My mother shared with me one day that she failed to see the writing on the wall that I would ultimately become an entrepreneur. She said she always wondered why I never stayed at one particular job for more than 3-4 years and, more importantly, why did I seem to always fail to hold my tongue when it came to challenging supervisors and bosses, particularly when it came to feelings of being wronged.
It all started when I was 16 and verbally lashed out to my manager when I worked at Wendy’s. I thought he was horrible at managing the business operations and after asking me to work the drive through, front register and fries all at the same time, I felt it was high time he should know exactly how I felt. I got fired, immediately.

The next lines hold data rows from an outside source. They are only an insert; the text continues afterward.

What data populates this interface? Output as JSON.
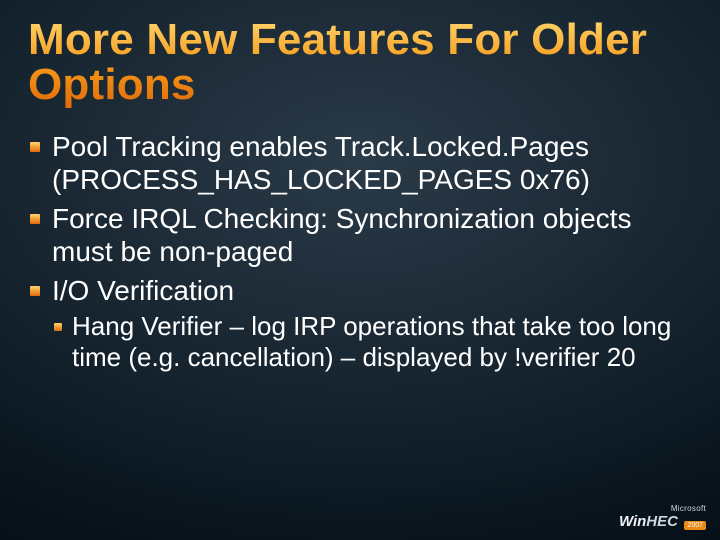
{
  "title": "More New Features For Older Options",
  "bullets": [
    {
      "text": "Pool Tracking enables Track.Locked.Pages (PROCESS_HAS_LOCKED_PAGES 0x76)"
    },
    {
      "text": "Force IRQL Checking:  Synchronization objects must be non-paged"
    },
    {
      "text": "I/O Verification",
      "sub": [
        {
          "text": "Hang Verifier – log IRP operations that take too long time (e.g. cancellation) – displayed by !verifier 20"
        }
      ]
    }
  ],
  "logo": {
    "vendor": "Microsoft",
    "product_a": "Win",
    "product_b": "HEC",
    "year": "2007"
  }
}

On the flip side, in 2006, while working as Of-Counsel, I told my boss that I did not appreciate his tone and language that was directed towards me on a daily basis. He may have been accustomed to speaking to his family and other colleagues like that, but I was not accepting of such behavior. I sternly informed him that if he felt the need to continue to communicate with me like that, then I should look for employment elsewhere. Once I got home that evening, he had sent me an email apologizing for his language and asking me to return the next day.

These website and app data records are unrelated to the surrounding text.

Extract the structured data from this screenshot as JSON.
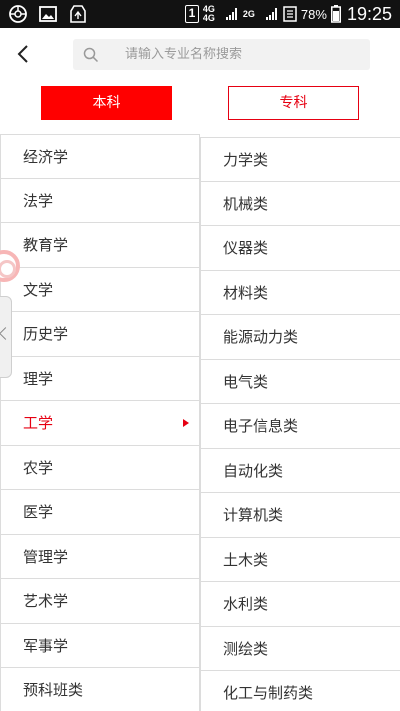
{
  "status_bar": {
    "sim_slot": "1",
    "network_top": "4G",
    "network_bottom": "4G",
    "network_third": "2G",
    "battery": "78%",
    "time": "19:25"
  },
  "header": {
    "back_icon": "chevron-left-icon",
    "search_placeholder": "请输入专业名称搜索"
  },
  "tabs": [
    {
      "label": "本科",
      "selected": true
    },
    {
      "label": "专科",
      "selected": false
    }
  ],
  "colors": {
    "accent": "#e60012",
    "tab_active_bg": "#ff0000",
    "border": "#dcdcdc",
    "search_bg": "#f2f2f2"
  },
  "categories": [
    {
      "label": "经济学"
    },
    {
      "label": "法学"
    },
    {
      "label": "教育学"
    },
    {
      "label": "文学"
    },
    {
      "label": "历史学"
    },
    {
      "label": "理学"
    },
    {
      "label": "工学",
      "active": true
    },
    {
      "label": "农学"
    },
    {
      "label": "医学"
    },
    {
      "label": "管理学"
    },
    {
      "label": "艺术学"
    },
    {
      "label": "军事学"
    },
    {
      "label": "预科班类"
    }
  ],
  "subcategories": [
    {
      "label": "力学类"
    },
    {
      "label": "机械类"
    },
    {
      "label": "仪器类"
    },
    {
      "label": "材料类"
    },
    {
      "label": "能源动力类"
    },
    {
      "label": "电气类"
    },
    {
      "label": "电子信息类"
    },
    {
      "label": "自动化类"
    },
    {
      "label": "计算机类"
    },
    {
      "label": "土木类"
    },
    {
      "label": "水利类"
    },
    {
      "label": "测绘类"
    },
    {
      "label": "化工与制药类"
    }
  ]
}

Employees spend so much time at work, so I see no reason to hate your job and the people you work with. Why be miserable at a place you spend a majority of your time? Many people suffer in silence from work related abuse, unfairness and stress because they feel if they speak up, they may face some form of retribution, whether it is a decrease in project placements, administrative leave and/or being fired.
If you feel it is time to speak up to your boss or HR about work-related issues that are affecting you, here are four tips to do so….without getting fired:
1) Count to Ten Before Speaking:
Do a countdown in your head, recite the Lord’s Prayer, or quietly sing Momma Dee’s “I Deserve” to yourself, but whatever you do, do NOT pop off immediately. You will say something you may regret, and you will definitely show a lack of temperance.
2) Review Your Employee Handbook:
Properly determine how matters such as making formal complaints should be handled to ensure you are following policy and procedure.
3) Schedule a Meeting:
Planning ahead to speak about such sensitive issues will allow for better assessments of your responsibilities, facts surrounding the situation and your feelings.
4) Gather The Facts and Present Them In a Non-Confrontational Manner:
You may lose credibility and may not be taken seriously if you do not effectively dictate accurate information. You can’t make blanket statements regarding any instances of unfair activity. All sentiments and statements must be factually proven.
5) Present a Solution:
Offering a solution of what both you and your boss may do to alleviate any issues, misunderstandings and confrontations may provide more structure and understanding of how the other interprets action and communication. By showing you have the answer to a potential problem, you may allow your boss to see that you seek to stay on board and clear up any and all issues which will lead to a more peaceful and production workplace.
Rashida Maples, Esq. is Founder and Managing Partner of J. Maples & Associates (www.jmaplesandassociates.com . She has practiced Entertainment, Real Estate and Small Business Law for 10 years, handling both transactional and litigation matters. Her clients include R&B Artists Bilal and Olivia, NFL Superstar Ray Lewis, Fashion Powerhouse Harlem’s Fashion Row and Hirschfeld Properties, LLC.